[[ EXCERPTED DATA, beginning ]]
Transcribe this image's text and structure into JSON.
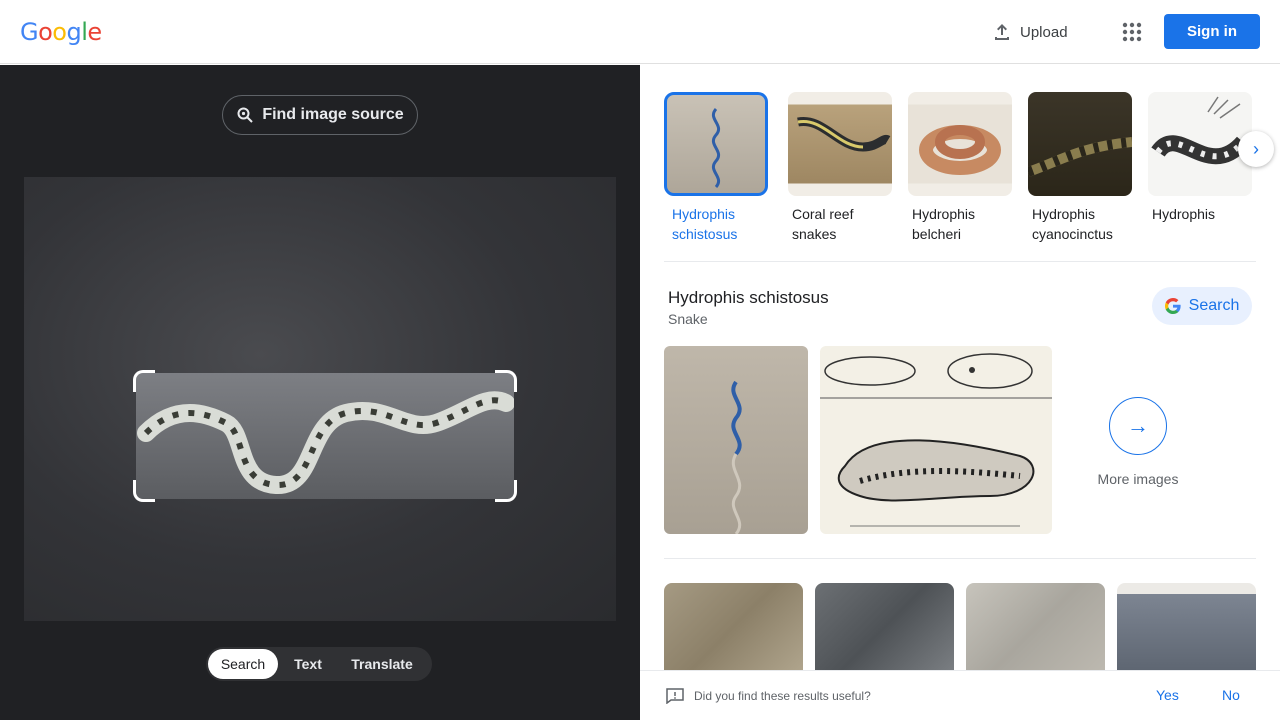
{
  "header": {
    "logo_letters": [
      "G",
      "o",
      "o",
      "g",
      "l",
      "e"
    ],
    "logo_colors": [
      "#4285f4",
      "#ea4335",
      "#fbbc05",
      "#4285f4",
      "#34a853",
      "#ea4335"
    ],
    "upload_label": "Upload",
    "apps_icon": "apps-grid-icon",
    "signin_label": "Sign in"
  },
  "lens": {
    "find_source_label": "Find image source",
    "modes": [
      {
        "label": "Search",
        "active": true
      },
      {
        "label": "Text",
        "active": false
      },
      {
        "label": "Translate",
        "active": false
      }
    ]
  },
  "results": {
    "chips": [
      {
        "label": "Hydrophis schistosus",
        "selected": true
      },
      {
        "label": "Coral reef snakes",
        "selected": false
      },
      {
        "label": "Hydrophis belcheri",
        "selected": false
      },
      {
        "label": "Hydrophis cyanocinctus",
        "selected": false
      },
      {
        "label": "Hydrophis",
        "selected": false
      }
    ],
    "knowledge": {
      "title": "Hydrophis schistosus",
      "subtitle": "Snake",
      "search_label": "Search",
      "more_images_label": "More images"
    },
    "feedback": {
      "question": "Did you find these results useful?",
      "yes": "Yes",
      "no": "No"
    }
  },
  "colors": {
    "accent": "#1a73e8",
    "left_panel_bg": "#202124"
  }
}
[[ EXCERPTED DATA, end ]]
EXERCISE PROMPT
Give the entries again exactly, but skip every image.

RESULT OF THE TASK
Transcribe this image's text and structure into JSON.
{
  "header": {
    "logo_letters": [
      "G",
      "o",
      "o",
      "g",
      "l",
      "e"
    ],
    "logo_colors": [
      "#4285f4",
      "#ea4335",
      "#fbbc05",
      "#4285f4",
      "#34a853",
      "#ea4335"
    ],
    "upload_label": "Upload",
    "apps_icon": "apps-grid-icon",
    "signin_label": "Sign in"
  },
  "lens": {
    "find_source_label": "Find image source",
    "modes": [
      {
        "label": "Search",
        "active": true
      },
      {
        "label": "Text",
        "active": false
      },
      {
        "label": "Translate",
        "active": false
      }
    ]
  },
  "results": {
    "chips": [
      {
        "label": "Hydrophis schistosus",
        "selected": true
      },
      {
        "label": "Coral reef snakes",
        "selected": false
      },
      {
        "label": "Hydrophis belcheri",
        "selected": false
      },
      {
        "label": "Hydrophis cyanocinctus",
        "selected": false
      },
      {
        "label": "Hydrophis",
        "selected": false
      }
    ],
    "knowledge": {
      "title": "Hydrophis schistosus",
      "subtitle": "Snake",
      "search_label": "Search",
      "more_images_label": "More images"
    },
    "feedback": {
      "question": "Did you find these results useful?",
      "yes": "Yes",
      "no": "No"
    }
  },
  "colors": {
    "accent": "#1a73e8",
    "left_panel_bg": "#202124"
  }
}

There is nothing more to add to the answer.